- There is no Snapchat exception to the warrant requirement, says the Seventh Circuit, in holding that Springfield, Ill. police violated the Fourth Amendment when they spotted a Snapchat video of a local felon in possession of a gun, rolled over to his house, walked onto his porch, found the firearm, and arrested him. Snapchattery may be a modern innovation, but respect for the sanctity of the curtilage is embedded in our nation’s history.
- In 2018, Milwaukee-area officials removed a dam from the Milwaukee River, causing the water level upstream to subside and leaving a homeowner there with a swampy patch of land where the river used to run. An unconstitutional uncompensated taking of his property? The Seventh Circuit says no.
- Allegation: Stockton, Calif. police take man at Cinco de Mayo festival to ground without warning. With his arms pinned under his body, he’s unable to put his hands behind his back. An officer repeatedly strikes his leg with a baton, breaking it. He’s charged with resisting arrest, but the case is dropped after he pleads no contest and stays out of trouble. District court: Which is the functional equivalent of a conviction, so he’s barred from suing for false arrest and excessive force. Ninth Circuit: Reversed. Pre-trial diversion agreements are not convictions. Heck does not bar. [IJ filed an amicus brief urging this course of action.]
- Allegation: Unruly inmate at Oklahoma County, Okla. jail is escorted to a cell, where a 320 lb. officer kneels on his back to uncuff him. Afterwards, he lies unmoving for nearly six hours before a nurse finds him unresponsive. Jesus wept! He’s dead of a severed spinal cord. Officers: Okay, but what if that’s not what happened? Tenth Circuit (unpublished): Then we can’t hear your appeal. Fact disputes belong in front of a jury. No qualified immunity.
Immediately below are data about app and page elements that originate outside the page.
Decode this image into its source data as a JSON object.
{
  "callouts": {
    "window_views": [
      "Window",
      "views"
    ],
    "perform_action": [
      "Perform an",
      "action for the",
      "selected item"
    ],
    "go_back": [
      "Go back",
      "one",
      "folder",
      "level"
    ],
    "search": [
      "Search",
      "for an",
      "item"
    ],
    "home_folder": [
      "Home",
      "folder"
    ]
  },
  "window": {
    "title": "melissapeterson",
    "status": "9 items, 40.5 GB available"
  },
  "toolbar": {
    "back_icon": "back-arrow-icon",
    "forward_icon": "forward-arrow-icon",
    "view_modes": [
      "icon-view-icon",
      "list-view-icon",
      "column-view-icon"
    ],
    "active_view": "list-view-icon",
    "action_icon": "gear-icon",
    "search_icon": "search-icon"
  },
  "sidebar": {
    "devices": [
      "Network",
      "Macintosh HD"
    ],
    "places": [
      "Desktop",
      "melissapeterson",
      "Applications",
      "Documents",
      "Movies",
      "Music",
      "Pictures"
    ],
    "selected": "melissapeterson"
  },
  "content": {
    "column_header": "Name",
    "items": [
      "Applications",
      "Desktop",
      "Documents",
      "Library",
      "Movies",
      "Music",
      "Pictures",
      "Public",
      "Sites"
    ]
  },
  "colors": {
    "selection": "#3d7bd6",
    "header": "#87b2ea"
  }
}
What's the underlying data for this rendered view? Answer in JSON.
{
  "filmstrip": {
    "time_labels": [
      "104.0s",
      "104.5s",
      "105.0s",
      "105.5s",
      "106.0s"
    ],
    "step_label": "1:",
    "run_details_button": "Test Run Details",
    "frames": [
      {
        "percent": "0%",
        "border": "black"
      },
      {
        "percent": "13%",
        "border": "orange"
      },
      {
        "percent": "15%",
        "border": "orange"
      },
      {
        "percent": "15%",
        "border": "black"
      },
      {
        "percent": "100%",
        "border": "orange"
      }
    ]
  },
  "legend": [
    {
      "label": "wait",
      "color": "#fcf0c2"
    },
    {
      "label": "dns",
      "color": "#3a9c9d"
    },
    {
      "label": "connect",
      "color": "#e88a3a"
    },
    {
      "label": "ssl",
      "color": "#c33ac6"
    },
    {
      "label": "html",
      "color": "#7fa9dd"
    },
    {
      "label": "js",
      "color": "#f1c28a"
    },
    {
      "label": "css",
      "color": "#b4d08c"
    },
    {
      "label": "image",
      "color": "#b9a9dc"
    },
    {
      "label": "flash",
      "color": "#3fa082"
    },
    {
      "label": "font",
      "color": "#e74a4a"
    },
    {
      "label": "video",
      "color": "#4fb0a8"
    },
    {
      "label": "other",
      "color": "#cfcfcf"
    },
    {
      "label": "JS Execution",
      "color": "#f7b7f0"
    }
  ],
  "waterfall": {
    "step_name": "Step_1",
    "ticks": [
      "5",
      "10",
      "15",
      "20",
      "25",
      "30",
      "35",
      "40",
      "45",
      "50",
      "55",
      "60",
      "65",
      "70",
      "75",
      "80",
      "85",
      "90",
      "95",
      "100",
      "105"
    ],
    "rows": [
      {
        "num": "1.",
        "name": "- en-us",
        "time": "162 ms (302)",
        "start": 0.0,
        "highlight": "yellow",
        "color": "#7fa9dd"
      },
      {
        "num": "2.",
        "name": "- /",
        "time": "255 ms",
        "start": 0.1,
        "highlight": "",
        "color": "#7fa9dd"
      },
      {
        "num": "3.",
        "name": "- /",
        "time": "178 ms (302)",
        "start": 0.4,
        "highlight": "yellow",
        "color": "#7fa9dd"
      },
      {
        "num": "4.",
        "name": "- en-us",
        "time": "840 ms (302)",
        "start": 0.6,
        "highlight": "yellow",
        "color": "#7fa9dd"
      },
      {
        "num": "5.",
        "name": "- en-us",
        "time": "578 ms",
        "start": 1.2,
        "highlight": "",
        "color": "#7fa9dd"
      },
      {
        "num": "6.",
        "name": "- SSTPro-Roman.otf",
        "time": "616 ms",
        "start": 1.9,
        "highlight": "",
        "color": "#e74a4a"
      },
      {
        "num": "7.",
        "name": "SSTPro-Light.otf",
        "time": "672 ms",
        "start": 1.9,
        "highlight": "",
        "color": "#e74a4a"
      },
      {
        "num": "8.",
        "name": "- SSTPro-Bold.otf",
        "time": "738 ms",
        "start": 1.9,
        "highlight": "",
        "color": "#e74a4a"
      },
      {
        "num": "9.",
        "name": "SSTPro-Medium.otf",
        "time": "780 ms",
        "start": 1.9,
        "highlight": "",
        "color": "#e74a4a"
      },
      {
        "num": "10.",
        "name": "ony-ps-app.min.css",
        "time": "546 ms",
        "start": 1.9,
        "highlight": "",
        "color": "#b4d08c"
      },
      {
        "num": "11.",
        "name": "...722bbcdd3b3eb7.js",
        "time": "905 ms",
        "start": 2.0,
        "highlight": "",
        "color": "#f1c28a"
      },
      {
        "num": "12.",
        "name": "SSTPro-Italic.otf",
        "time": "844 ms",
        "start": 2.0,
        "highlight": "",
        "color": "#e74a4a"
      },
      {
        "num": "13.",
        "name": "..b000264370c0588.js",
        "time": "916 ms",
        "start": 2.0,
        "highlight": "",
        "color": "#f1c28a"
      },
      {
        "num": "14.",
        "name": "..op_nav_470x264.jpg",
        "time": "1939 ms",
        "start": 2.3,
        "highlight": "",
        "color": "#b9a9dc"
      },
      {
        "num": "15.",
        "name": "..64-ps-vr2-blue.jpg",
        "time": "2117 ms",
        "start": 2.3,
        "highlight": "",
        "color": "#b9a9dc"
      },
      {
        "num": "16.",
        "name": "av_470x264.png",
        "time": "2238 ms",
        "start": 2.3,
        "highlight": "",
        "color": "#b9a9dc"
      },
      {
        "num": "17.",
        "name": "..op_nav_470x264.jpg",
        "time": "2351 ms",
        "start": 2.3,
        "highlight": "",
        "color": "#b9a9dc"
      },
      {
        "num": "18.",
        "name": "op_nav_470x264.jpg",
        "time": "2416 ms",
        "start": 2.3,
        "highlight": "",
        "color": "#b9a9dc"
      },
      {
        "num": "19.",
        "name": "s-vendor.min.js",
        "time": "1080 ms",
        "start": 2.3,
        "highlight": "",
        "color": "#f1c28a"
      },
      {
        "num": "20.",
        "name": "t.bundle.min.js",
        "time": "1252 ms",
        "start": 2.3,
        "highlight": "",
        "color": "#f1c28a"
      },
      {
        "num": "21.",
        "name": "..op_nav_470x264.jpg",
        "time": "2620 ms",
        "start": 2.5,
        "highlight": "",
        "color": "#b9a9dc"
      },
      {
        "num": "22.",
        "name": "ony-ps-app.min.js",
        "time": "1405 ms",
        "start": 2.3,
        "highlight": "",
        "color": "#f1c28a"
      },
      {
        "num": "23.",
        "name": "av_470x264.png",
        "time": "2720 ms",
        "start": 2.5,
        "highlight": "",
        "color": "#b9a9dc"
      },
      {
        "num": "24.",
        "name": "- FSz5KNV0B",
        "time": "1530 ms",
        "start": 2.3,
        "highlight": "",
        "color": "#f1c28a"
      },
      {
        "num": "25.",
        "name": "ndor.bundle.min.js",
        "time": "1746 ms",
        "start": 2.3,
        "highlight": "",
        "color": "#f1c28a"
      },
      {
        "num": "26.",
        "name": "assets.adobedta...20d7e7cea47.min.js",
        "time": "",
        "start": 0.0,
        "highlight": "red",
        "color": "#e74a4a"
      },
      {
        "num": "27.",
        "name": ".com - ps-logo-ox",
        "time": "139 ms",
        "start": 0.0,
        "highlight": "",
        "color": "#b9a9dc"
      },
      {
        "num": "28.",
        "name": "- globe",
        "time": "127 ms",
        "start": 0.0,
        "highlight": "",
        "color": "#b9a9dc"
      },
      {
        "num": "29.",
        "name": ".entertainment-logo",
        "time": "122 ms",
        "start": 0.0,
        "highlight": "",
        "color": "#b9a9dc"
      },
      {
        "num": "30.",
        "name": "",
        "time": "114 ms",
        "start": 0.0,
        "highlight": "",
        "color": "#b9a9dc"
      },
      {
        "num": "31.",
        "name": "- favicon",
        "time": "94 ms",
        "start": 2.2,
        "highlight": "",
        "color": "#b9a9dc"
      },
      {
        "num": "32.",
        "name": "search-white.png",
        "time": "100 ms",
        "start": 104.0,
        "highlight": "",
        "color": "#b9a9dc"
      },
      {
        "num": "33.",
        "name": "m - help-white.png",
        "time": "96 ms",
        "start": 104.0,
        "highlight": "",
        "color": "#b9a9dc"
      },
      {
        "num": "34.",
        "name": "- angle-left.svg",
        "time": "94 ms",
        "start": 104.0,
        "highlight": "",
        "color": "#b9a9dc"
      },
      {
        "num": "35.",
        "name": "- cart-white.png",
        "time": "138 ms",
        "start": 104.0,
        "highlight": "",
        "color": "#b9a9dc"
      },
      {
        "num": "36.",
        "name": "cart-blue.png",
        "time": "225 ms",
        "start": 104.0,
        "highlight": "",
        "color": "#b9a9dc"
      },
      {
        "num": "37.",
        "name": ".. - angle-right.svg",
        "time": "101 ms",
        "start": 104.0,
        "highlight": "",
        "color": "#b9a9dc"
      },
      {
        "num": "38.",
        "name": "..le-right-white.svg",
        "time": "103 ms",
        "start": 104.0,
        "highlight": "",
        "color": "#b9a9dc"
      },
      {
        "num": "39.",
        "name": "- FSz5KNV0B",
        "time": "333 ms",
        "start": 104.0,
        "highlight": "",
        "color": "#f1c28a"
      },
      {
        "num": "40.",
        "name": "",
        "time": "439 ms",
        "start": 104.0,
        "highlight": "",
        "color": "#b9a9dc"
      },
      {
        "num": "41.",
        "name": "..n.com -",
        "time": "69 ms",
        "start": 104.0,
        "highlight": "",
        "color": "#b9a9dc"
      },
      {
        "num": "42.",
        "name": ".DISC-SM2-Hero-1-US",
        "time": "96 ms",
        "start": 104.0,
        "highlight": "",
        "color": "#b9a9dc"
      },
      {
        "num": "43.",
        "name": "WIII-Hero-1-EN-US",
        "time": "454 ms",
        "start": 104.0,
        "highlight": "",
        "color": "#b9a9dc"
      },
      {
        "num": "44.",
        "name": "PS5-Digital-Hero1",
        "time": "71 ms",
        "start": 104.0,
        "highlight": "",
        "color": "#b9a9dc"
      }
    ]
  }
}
- And in en banc news, the Second Circuit will reconsider its decision that former high school athletes do not have standing to challenge the Connecticut Interscholastic Athletic Conference’s policy of allowing transgender students to compete in women’s track and field.
- And in more en banc news, the Second Circuit will not reconsider its decision that the Federal Arbitration Act covers a class of commercial drivers despite a recent Supreme Court decision seemingly to the contrary.
State constitutions are beautiful and special, and it’s a darn shame when courts don’t realize that. So it’s with a heavy heart that we tell you this week the Minnesota Supreme Court scorned the provisions of the state constitution that guarantee equality of treatment. Instead, the court continued to apply wholesale the language (and lax standards) of the federal equal protection clause—words that do not appear in the Minnesota Constitution. Click here to read IJ’s brief (in support of neither party) urging the court to attend to the history of the actual language in the constitution, how it was interpreted in the early years, and how things went off track. Or click here to see the ruling, which rejects an ACLU challenge to state voting laws involving felons who are out of prison but haven’t served their full sentences.